**WHAT YOU ARE ASKED TO DO**:
Your copy should match the entries exactly, except that it holds no pictures.
※
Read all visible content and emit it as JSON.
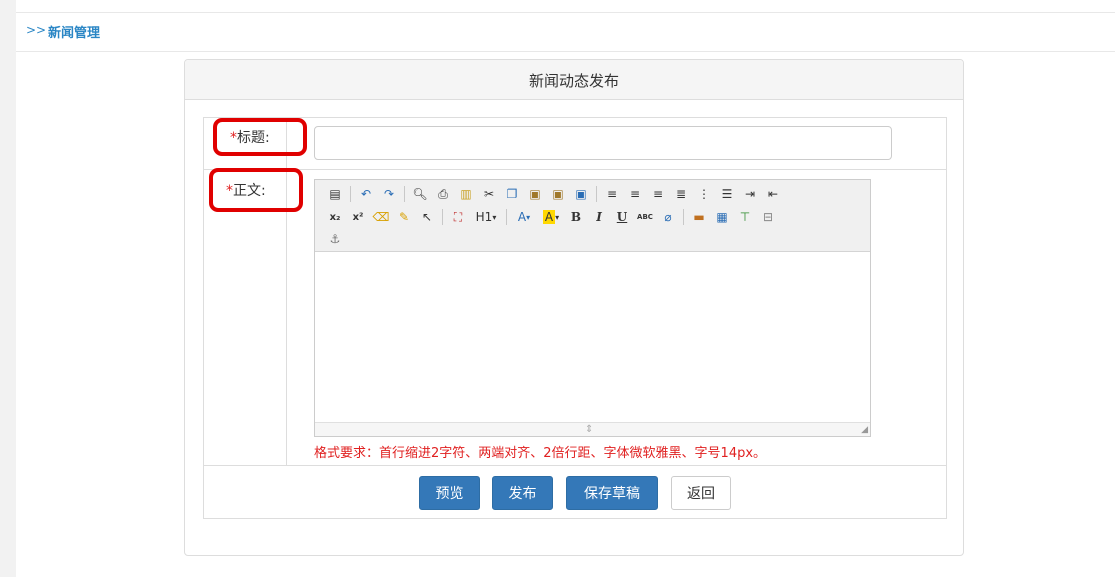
{
  "breadcrumb": {
    "arrow": ">>",
    "label": "新闻管理"
  },
  "panel": {
    "title": "新闻动态发布"
  },
  "form": {
    "title_label_star": "*",
    "title_label": "标题:",
    "title_value": "",
    "body_label_star": "*",
    "body_label": "正文:",
    "format_hint": "格式要求：首行缩进2字符、两端对齐、2倍行距、字体微软雅黑、字号14px。"
  },
  "toolbar": {
    "row1": [
      "source-icon",
      "sep",
      "undo-icon",
      "redo-icon",
      "sep",
      "preview-icon",
      "print-icon",
      "template-icon",
      "cut-icon",
      "copy-icon",
      "paste-icon",
      "paste-text-icon",
      "paste-word-icon",
      "sep",
      "align-left-icon",
      "align-center-icon",
      "align-right-icon",
      "align-justify-icon",
      "ordered-list-icon",
      "unordered-list-icon",
      "indent-icon",
      "outdent-icon"
    ],
    "row2": [
      "subscript-icon",
      "superscript-icon",
      "clear-format-icon",
      "format-painter-icon",
      "select-all-icon",
      "sep",
      "fullscreen-icon",
      "heading-dropdown",
      "sep",
      "font-color-icon",
      "highlight-icon",
      "bold-icon",
      "italic-icon",
      "underline-icon",
      "strikethrough-icon",
      "remove-format-icon",
      "sep",
      "image-icon",
      "table-icon",
      "insert-hr-icon",
      "page-break-icon"
    ],
    "row3": [
      "anchor-icon"
    ],
    "heading_label": "H1",
    "font_color_label": "A",
    "highlight_label": "A",
    "bold_label": "B",
    "italic_label": "I",
    "underline_label": "U",
    "strike_label": "ABC",
    "subscript_label": "x₂",
    "superscript_label": "x²"
  },
  "buttons": {
    "preview": "预览",
    "publish": "发布",
    "save_draft": "保存草稿",
    "back": "返回"
  },
  "colors": {
    "primary": "#3478b8",
    "link": "#2a86c5",
    "required": "#e02020",
    "highlight_ring": "#e00000"
  }
}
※
**ANSWER TO THIS TASK**:
Read all visible content and emit it as JSON.
{
  "breadcrumb": {
    "arrow": ">>",
    "label": "新闻管理"
  },
  "panel": {
    "title": "新闻动态发布"
  },
  "form": {
    "title_label_star": "*",
    "title_label": "标题:",
    "title_value": "",
    "body_label_star": "*",
    "body_label": "正文:",
    "format_hint": "格式要求：首行缩进2字符、两端对齐、2倍行距、字体微软雅黑、字号14px。"
  },
  "toolbar": {
    "row1": [
      "source-icon",
      "sep",
      "undo-icon",
      "redo-icon",
      "sep",
      "preview-icon",
      "print-icon",
      "template-icon",
      "cut-icon",
      "copy-icon",
      "paste-icon",
      "paste-text-icon",
      "paste-word-icon",
      "sep",
      "align-left-icon",
      "align-center-icon",
      "align-right-icon",
      "align-justify-icon",
      "ordered-list-icon",
      "unordered-list-icon",
      "indent-icon",
      "outdent-icon"
    ],
    "row2": [
      "subscript-icon",
      "superscript-icon",
      "clear-format-icon",
      "format-painter-icon",
      "select-all-icon",
      "sep",
      "fullscreen-icon",
      "heading-dropdown",
      "sep",
      "font-color-icon",
      "highlight-icon",
      "bold-icon",
      "italic-icon",
      "underline-icon",
      "strikethrough-icon",
      "remove-format-icon",
      "sep",
      "image-icon",
      "table-icon",
      "insert-hr-icon",
      "page-break-icon"
    ],
    "row3": [
      "anchor-icon"
    ],
    "heading_label": "H1",
    "font_color_label": "A",
    "highlight_label": "A",
    "bold_label": "B",
    "italic_label": "I",
    "underline_label": "U",
    "strike_label": "ABC",
    "subscript_label": "x₂",
    "superscript_label": "x²"
  },
  "buttons": {
    "preview": "预览",
    "publish": "发布",
    "save_draft": "保存草稿",
    "back": "返回"
  },
  "colors": {
    "primary": "#3478b8",
    "link": "#2a86c5",
    "required": "#e02020",
    "highlight_ring": "#e00000"
  }
}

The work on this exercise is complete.